Rising seas have long been a threat to coastal cities. New research suggests that cities—particularly in Asia—are sinking as well, compounding the risks of frequent and severe flooding.

In Karachi, land is sinking five times as fast as the sea level is rising, according to the study published this month in Geophysical Research Letters. Manila and Chittagong, Bangladesh’s second-largest city, are sinking at 10 times the rate of the rising waters.

In China’s Tianjin, a coastal city about 150 kilometers southeast of Beijing, the ground is giving way at 20 times that speed.

In those four cities alone, the phenomenon could affect roughly 59 million residents.

The study, which used satellite data to analyze 99 cities around the world from 2015 to 2020, points to groundwater extraction related to rapid urbanization and population growth, oil and gas production, and construction.

The next life you save just might be your own.

Making climate reduction technologies sexy

Or… sexier than ape cartoons.

My head, it shakes.
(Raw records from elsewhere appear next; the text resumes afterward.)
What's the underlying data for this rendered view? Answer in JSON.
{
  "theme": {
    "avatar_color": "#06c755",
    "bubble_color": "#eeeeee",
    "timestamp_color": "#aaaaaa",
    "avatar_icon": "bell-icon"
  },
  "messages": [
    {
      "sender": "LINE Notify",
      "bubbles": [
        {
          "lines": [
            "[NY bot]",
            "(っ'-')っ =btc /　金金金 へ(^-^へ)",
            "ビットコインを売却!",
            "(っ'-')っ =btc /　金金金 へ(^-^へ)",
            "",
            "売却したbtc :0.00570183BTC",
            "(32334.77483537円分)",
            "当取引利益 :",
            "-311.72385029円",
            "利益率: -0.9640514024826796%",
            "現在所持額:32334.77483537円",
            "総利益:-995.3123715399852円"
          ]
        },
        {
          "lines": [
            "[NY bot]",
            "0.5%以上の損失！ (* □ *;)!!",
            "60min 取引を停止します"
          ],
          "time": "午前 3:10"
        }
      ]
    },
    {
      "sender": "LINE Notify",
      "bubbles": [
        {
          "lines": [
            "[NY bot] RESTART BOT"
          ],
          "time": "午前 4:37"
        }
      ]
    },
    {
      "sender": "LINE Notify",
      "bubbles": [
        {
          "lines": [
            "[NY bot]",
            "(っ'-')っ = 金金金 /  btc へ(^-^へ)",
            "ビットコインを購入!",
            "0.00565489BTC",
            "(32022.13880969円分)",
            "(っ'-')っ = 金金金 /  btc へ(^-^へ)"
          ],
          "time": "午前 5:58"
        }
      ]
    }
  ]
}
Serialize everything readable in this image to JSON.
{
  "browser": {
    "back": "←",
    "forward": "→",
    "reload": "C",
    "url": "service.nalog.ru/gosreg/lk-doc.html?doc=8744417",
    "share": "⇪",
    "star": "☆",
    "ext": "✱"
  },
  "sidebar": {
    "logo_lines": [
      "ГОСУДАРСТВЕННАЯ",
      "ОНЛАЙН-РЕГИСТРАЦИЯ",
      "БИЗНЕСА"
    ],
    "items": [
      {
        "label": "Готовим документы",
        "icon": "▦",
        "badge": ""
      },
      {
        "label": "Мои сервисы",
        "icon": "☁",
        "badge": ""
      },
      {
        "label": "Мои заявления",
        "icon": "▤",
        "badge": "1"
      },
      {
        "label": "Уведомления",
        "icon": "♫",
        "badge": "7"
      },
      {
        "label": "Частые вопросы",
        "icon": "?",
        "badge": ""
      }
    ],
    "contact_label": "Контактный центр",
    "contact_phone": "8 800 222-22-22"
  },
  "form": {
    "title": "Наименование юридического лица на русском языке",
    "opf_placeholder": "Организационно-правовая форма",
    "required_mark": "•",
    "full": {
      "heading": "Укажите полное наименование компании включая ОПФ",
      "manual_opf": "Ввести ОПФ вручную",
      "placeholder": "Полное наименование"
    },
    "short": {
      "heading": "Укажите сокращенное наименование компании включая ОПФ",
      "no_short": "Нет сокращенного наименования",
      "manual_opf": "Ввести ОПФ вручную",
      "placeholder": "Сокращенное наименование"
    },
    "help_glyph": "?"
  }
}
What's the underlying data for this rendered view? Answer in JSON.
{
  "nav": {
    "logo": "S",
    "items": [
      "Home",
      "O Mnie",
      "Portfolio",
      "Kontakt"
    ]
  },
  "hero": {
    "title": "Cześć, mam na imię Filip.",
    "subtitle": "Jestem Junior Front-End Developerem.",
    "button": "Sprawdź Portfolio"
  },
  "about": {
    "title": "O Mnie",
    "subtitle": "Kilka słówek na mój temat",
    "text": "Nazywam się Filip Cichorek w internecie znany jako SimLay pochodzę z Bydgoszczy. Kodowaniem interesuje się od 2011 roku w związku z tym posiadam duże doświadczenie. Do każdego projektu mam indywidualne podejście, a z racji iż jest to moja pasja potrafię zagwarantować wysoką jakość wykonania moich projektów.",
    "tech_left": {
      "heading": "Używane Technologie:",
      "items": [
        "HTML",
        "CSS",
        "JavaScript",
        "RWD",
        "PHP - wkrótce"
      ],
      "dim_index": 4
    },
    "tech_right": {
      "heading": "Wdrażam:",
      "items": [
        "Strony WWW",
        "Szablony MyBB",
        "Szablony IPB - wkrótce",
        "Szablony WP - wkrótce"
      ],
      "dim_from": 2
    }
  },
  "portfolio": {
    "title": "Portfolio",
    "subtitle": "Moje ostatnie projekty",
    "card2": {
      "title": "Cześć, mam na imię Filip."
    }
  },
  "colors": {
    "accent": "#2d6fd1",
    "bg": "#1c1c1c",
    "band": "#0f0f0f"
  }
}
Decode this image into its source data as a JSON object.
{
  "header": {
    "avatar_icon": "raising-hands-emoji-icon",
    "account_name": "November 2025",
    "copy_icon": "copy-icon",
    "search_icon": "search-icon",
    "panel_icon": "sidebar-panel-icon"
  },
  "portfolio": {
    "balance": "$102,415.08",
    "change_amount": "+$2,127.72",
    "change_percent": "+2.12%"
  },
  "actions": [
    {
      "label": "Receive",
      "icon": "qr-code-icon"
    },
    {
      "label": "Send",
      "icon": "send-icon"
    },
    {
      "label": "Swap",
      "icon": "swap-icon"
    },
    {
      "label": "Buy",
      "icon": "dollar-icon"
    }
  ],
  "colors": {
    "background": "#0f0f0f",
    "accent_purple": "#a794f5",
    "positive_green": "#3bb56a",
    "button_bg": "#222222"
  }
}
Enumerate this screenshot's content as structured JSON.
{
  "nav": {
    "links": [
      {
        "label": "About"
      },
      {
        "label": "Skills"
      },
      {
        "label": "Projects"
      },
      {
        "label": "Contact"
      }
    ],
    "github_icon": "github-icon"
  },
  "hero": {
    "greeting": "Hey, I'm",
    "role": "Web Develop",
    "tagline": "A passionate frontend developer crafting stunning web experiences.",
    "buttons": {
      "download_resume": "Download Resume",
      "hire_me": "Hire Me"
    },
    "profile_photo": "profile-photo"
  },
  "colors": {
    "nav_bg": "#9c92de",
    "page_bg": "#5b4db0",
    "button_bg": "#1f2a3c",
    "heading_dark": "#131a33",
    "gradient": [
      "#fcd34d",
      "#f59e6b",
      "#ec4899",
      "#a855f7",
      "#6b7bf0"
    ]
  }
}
Because no matter how seriously and soberly one might approach the financial dilemma of bringing promising technologies to maturity by broad investments, there are always hand-scrawled love notes, or pictures of pictures, or the newest version of L.H.O.O.Q., not to mention instant toothbrush delivery schemes to entice the ridiculously wealthy or even the passingly prosperous. It’s a problem:

Tony Fadell, who spent most of his career trying to turn emerging technologies into mainstream products as an executive at Apple and founder of Nest, said that even as the world faces the risks of climate change, money is flooding into less urgent developments in cryptocurrency, the so-called metaverse and the digital art collections sold as NFTs. Last year, venture capitalists invested $11.9 billion in renewable energy globally, compared with $30.1 billion in cryptocurrency and blockchain, according to PitchBook.

Of the $106 billion invested by venture capitalists in European startups last year, just 4% went into energy investments, according to PitchBook.

“We need to get real,” said Fadell, who now lives in Paris and has proposed ideas on energy policy to the French government. “Too many people are investing in the things that are not going to fix our existential problems. They are just investing in fast money.”

Even so-called ESG funds and investor movements run the risk of becoming fads, passing, allowing a regression toward the mean, also know as same old, same old. Governments have to do more to leverage current investments and attract new. But there also has to be some boring seriousness to guide the reckless speculation, as contradictory as that sounds. Otherwise, we’re still speculating alright, on something.

Image: Not a new version. Duchamp would be kicking himself

What can you see from your car?

Or truck.

Other cars, lane lines, hopefully*. Traffic lights, parking lots. Some trees, a pedestrian*. A cyclist**.

A sidewalk – don’t stop looking at your phone.

Without a shift in perspective, it’s readily seen how none of this changes until people get out from behind the windshield. And no one will make you – that’s not how this works, at least not here, not yet. The costs could sway your decision-making, you could think about doing something differently. Not because you have to, but because you’re curious. You don’t live out in the country, but you also can’t quite walk to the store, much less to work. Still, you want to check out the view, have a look at the street from up close, from the other side of the windshield.

The prospect of seeing other drivers, reifying our fellow road-users, in recent parlance, into something other than the abstractions that we experience, which allow us to disconnect what we are doing from the consequences of doing it. That abstraction is what has to go. And if it’s only that, maybe we won’t feel like we’re losing so much.

See how fun this is? Fiddling with ways to trick ourselves into doing what’s best. So very child-like, this dependence on unsupportable habits to maintain, to remain in, abstract suspension, protected from the outside and other people, things that don’t actually mean us harm. “But I need to get from here to there,” though I don’t want to re-consider here or there. Just want to stay wrapped in this steel cocoon.

Conveyance. Economic drivers. These notes for later betray an urgency beneath the wheels, outside the windows.